Many professionals urge having a regular bedtime. For many issues with daily rhythms, chronotherapy in the form of a regular rhythm is advised. Yet, for a large number of people with a variety of illnesses, this can be flat-out impossible, and attempts to do so usually result in stress and insomnia, which are bad.
Myth 13: Darkness and silence are necessary for sleep
In most cases, doctors give these suggestions to patients who have sleeplessness.
Darkness and silence are conducive to falling asleep. By shielding the body from the impacts of outside stimuli, they can also help to maintain sleep. This is hardly crucial, though. The best things for falling asleep include being in excellent health and having a regular daily routine. Even in the blazing sun, it is typical for those who go to bed according to their natural cycle to have a restful sleep. They can also exhibit exceptional tolerance for a variety of outside noises.
Myth 14: The alarm clock can control your sleep cycle
You can maintain a schedule and routine with the aid of an alarm clock. Yet, it cannot provide your body with a rhythm of life that is healthful. Going to bed when you’re exhausted is the only appropriate and tried method for establishing a healthy sleep routine. Additionally, awaken without outside disturbance.
Myth 15: Sleep is only for recharging
Almost everyone will agree that sleep is necessary for rest. That is untrue. There are persons in the world who hardly ever sleep yet are still alert and do not pass out from weariness. Of course, a person has the opportunity to unwind when sleeping. But, this is not the state’s primary purpose.
During sleep, a person’s consciousness is not completely at rest. Even at night, your brain is still active. Your brain doesn’t ever shut down. (Sleep Foundation)
The brain patterns of activity change with different sleep stages. The brain’s activity shoots up to levels similar to when you’re awake in rapid eye movement (REM) sleep. During sleep, shifts in brain activity are believed to be related to memory, critical thinking, as well as the processing of emotions.
Myth 16: Sleepiness indicates a loss of strength
Being sleepy is not a symptom of fragility, sickness, laziness, or lack of spirit. But, if you only need a brief rest, consider napping. The second half of the day will see a significant rise in your productivity as a result.
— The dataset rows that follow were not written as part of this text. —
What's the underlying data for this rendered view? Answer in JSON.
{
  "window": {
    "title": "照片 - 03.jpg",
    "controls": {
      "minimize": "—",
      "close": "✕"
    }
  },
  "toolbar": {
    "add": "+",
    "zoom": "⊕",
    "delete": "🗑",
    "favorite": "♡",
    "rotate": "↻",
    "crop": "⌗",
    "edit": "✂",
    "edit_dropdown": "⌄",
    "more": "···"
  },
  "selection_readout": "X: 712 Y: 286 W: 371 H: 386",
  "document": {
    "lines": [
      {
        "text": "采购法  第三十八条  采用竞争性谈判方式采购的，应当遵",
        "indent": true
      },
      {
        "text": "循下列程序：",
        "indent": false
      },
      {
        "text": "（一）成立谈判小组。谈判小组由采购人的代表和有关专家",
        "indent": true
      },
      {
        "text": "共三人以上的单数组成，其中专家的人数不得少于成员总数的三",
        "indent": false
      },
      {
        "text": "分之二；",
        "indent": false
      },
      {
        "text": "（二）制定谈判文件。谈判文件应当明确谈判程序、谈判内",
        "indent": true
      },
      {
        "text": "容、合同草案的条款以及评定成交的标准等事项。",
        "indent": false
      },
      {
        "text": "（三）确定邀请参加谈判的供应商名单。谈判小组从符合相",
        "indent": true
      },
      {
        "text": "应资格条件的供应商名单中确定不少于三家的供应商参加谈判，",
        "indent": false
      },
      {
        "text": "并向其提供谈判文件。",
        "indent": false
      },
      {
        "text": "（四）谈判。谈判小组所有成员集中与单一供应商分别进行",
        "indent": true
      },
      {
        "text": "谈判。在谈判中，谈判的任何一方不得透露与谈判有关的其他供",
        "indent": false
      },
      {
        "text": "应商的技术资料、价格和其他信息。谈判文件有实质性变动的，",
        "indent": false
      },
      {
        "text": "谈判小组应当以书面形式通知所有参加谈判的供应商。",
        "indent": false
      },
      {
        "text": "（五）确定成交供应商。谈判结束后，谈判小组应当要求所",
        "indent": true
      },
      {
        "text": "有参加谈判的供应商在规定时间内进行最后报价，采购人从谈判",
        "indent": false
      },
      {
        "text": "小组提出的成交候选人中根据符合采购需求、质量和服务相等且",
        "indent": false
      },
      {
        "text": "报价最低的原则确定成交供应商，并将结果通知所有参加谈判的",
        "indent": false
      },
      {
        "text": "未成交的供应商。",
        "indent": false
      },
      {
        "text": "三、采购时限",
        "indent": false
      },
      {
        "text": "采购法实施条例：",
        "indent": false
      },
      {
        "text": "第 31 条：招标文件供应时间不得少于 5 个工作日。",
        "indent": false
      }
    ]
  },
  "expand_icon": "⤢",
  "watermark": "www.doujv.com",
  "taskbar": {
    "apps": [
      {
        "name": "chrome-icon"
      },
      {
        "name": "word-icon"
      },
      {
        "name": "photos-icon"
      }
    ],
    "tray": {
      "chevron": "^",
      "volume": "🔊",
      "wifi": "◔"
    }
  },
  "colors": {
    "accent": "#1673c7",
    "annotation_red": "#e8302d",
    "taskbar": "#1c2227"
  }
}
Myth 17: Warmer Bedrooms Are Better for Sleeping
Warm bedrooms may feel cozier, but studies show they’re not good for sleep. A heated bedroom may interrupt sleep because body temperature drops naturally. Sleeping over-heated disrupts sleep by waking you up.
Most individuals sleep best when the bedroom temperature is around the mid-60s. (Sleep Foundation)
Myth 18: It is preferable to rise with the sun
It’s better to get out of bed when your body signals that you’ve had enough sleep. If you are not used to rising at four in the morning, using an alarm clock to do so can make you irritable.